Historic innkeepers

James and Cheryl Fuhring


James and Cheryl Fuhring have made a 30-year career of sharing their historic home with weary travelers and lovers on romantic getaways. The latest is the only lodging in Durham, and a historic one at that. The Durham House Inn was built in 1874 by the community’s founder, W.W. Durham, for himself and his wife, Minnie Van Ness. Four years ago, the Fuhrings bought the Victorian home, which is on the National Register of Historic Places. It’s the third bed and breakfast they have owned. Exquisitely decorated with Victorian prints, stained-glass light fixtures and velvet couches, the Durham House Inn transports guests to simpler, more elegant times, yet with modern-day comforts, including air conditioning, satellite TV and gas fireplaces in each room. Sitting on 1 1/2 acres of the original 440-acre property, the Fuhrings’ antique abode has been transformed into a regal retreat.

How did you take ownership of the house?

James: Just on a fluke, I saw the house advertised in the Antique Homes Journal, and my wife wanted to come up and look at it to see what they had done to the interior. We liked it so much that we put in a contingent offer to sell our business in Knight’s Landing [the Snowball Mansion Bed and Breakfast], and it worked out.

How did you get involved with the bed-and-breakfast business?
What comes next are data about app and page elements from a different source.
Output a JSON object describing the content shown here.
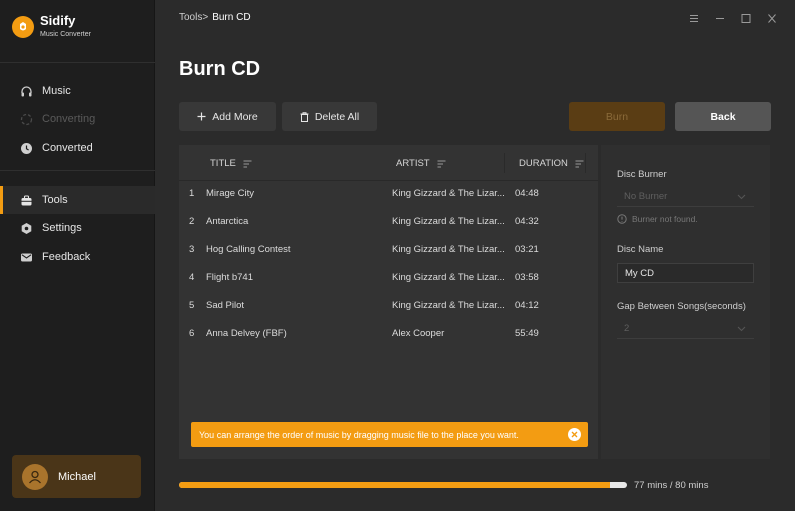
{
  "app": {
    "name": "Sidify",
    "subtitle": "Music Converter"
  },
  "sidebar": {
    "items": [
      {
        "label": "Music",
        "icon": "headphones-icon",
        "state": "normal"
      },
      {
        "label": "Converting",
        "icon": "converting-icon",
        "state": "disabled"
      },
      {
        "label": "Converted",
        "icon": "clock-icon",
        "state": "normal"
      },
      {
        "label": "Tools",
        "icon": "toolbox-icon",
        "state": "active"
      },
      {
        "label": "Settings",
        "icon": "gear-icon",
        "state": "normal"
      },
      {
        "label": "Feedback",
        "icon": "mail-icon",
        "state": "normal"
      }
    ]
  },
  "user": {
    "name": "Michael"
  },
  "breadcrumb": {
    "parent": "Tools",
    "separator": ">",
    "current": "Burn CD"
  },
  "page": {
    "title": "Burn CD"
  },
  "toolbar": {
    "add_more": "Add More",
    "delete_all": "Delete All",
    "burn": "Burn",
    "back": "Back"
  },
  "table": {
    "headers": {
      "title": "TITLE",
      "artist": "ARTIST",
      "duration": "DURATION"
    },
    "rows": [
      {
        "index": "1",
        "title": "Mirage City",
        "artist": "King Gizzard & The Lizar...",
        "duration": "04:48"
      },
      {
        "index": "2",
        "title": "Antarctica",
        "artist": "King Gizzard & The Lizar...",
        "duration": "04:32"
      },
      {
        "index": "3",
        "title": "Hog Calling Contest",
        "artist": "King Gizzard & The Lizar...",
        "duration": "03:21"
      },
      {
        "index": "4",
        "title": "Flight b741",
        "artist": "King Gizzard & The Lizar...",
        "duration": "03:58"
      },
      {
        "index": "5",
        "title": "Sad Pilot",
        "artist": "King Gizzard & The Lizar...",
        "duration": "04:12"
      },
      {
        "index": "6",
        "title": "Anna Delvey (FBF)",
        "artist": "Alex Cooper",
        "duration": "55:49"
      }
    ]
  },
  "hint": {
    "text": "You can arrange the order of music by dragging music file to the place you want."
  },
  "settings": {
    "disc_burner_label": "Disc Burner",
    "disc_burner_value": "No Burner",
    "burner_warning": "Burner not found.",
    "disc_name_label": "Disc Name",
    "disc_name_value": "My CD",
    "gap_label": "Gap Between Songs(seconds)",
    "gap_value": "2"
  },
  "progress": {
    "text": "77 mins / 80 mins",
    "fraction": 0.9625
  },
  "colors": {
    "accent": "#f39c12",
    "background": "#2b2b2b",
    "sidebar": "#1e1e1e"
  }
}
Cheryl: Well, my husband was a teacher and we just realized that with two children we needed a second income, and I didn’t want to leave my children. We have always lived in historic homes, and the home we occupied in San Jose was conducive perfectly for a bed and breakfast. A lot of people would come over and say, “This would make an awesome bed and breakfast,” so I thought that was a good idea.

What kind of visitors do you have?

Cheryl: Well, we’re still new. We just opened on Valentine’s Day, actually, but I’m finding that a lot of people are coming to visit people locally and of course graduation was great. So this is gonna be our first year where we’re really gonna find out where our clientele is coming from.

I would have to say not from very far away, but we have had East Coast visitors. Bird watchers [laughs]. We had guests this past weekend who visited the Patrick Ranch for the Threshing Bee. People are coming in for what’s going on locally.

James: And there’s a good restaurant real close and four or five antiques shops downtown.

Cheryl: And a winery. Gale Vineyards, which just opened. They’re just down the street and they also do weddings so we’re hoping to network, because there isn’t any lodging in Durham at all.

How do you determine your prices?

Cheryl: We visited all the other inns and we try to stay competitive with everybody else. Amenities, room size, what you have to offer.

James: Doing this for the third time, we kind of know what people want.

Cheryl: But in all honesty, we did not buy this with the intentions of doing another bed-and-breakfast inn. We though we were ready to retire, loved this place, loved community and thought this would be a place for just him and me. When we got here, we realized we missed what we were doing and how much this place would have to offer to other people.

What else can you tell me about the history of the house?

James: All of the orange trees here are cuttings from the original one that was brought to Durham in 1849. So these trees were planted when the house was built.

Cheryl: You know the Durhams and the Bidwells were good friends also, so they would visit one another.

James: And she [Annie Bidwell] didn’t allow dancing or drinking because of her religion, so everybody would come over here.

Cheryl: [Laughs] So we’re just kind of carrying on the tradition of having it be a bed and breakfast and a social atmosphere.